Rogers' tactics to thwart recruiting raids are commonly applied in professional sports and high-tech jobs where trade secrets might be involved, but neither professor could think of an incident in which it was used in higher education. The threat of litigation is often a bargaining tool, with the dispute resolved between the two parties and the employee outside of court.

"Usually threatening the suit makes the other party give up their pursuit, because it is a legitimate claim," Shoben said.

The tactic might get Texas to back off, McGinley said, but it puts Carpenter in a tough position if he wants to leave.

Employers in these situations usually offer extra incentives to keep an employee, McGinley said.

Rogers is doing that , too. He had dinner with Carpenter on Sunday and solidified a memorandum of agreement - a sort of wish list written by Carpenter - to keep him in Nevada.

That agreement will be final as soon as the CCSN Foundation agrees to throw more money into Carpenter's salary, Rogers said. Foundation executives have scheduled a public meeting to discuss the subject Friday.

Al Whalen, secretary-treasurer of the CCSN Foundation, said executives had a policy of not discussing action before a meeting.

Texas officials, meanwhile, have set up a committee to negotiate a contract with Carpenter, said Steve Lestarjette, associate vice chancellor of public affairs.

Judy Stubblefield, the official in charge of the search process for North Harris, and North Harris trustees have not returned numerous requests for comment.

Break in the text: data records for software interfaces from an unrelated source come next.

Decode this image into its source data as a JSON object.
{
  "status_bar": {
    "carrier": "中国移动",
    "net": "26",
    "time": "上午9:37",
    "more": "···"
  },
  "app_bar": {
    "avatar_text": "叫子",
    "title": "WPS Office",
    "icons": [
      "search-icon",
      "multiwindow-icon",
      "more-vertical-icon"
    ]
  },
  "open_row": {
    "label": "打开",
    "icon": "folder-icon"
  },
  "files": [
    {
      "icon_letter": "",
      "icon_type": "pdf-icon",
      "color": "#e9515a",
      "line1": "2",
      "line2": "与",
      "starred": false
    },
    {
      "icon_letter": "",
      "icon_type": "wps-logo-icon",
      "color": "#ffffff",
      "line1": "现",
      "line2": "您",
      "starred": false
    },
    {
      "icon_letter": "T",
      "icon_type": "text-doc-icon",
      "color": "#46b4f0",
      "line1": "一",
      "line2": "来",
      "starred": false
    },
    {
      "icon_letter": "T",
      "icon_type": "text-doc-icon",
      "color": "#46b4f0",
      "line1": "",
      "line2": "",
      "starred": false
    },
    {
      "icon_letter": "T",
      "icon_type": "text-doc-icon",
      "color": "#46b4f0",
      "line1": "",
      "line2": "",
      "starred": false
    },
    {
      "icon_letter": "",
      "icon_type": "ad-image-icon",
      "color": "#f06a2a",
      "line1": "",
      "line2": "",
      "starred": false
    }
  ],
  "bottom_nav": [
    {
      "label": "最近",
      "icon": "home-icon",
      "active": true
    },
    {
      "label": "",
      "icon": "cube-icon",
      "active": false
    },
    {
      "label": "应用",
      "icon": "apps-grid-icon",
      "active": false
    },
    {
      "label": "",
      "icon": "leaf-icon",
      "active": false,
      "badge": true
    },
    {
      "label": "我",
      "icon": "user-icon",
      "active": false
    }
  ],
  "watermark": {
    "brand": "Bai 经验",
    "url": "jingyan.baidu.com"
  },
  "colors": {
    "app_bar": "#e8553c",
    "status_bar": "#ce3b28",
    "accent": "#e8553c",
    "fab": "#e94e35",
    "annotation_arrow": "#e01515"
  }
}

"If I had any reservations or concerns about his desire to work for us or our ability to work out an agreement, he wouldn't be considered," Board of Trustees Chairman Randy Bates told the Houston Chronicle.

Carpenter has repeatedly told the Sun he is only talking to North Harris, but his comments to Houston media and e-mails sent by Bates and Stubblefield to North Harris faculty and staff indicate that Texas officials believe Carpenter is in the bag.

In the e-mails, Stubblefield told faculty Carpenter was expected to be confirmed June 7, and Bates wrote to thank faculty for their participation in the arduous search .

"We are excited about working with Dr. Carpenter to meet the opportunities and challenges facing the district and we look forward to an even brighter future," Bates wrote. "As Dr. Pickelman (the outgoing chancellor) has recently stated, 'The best is yet to come.' "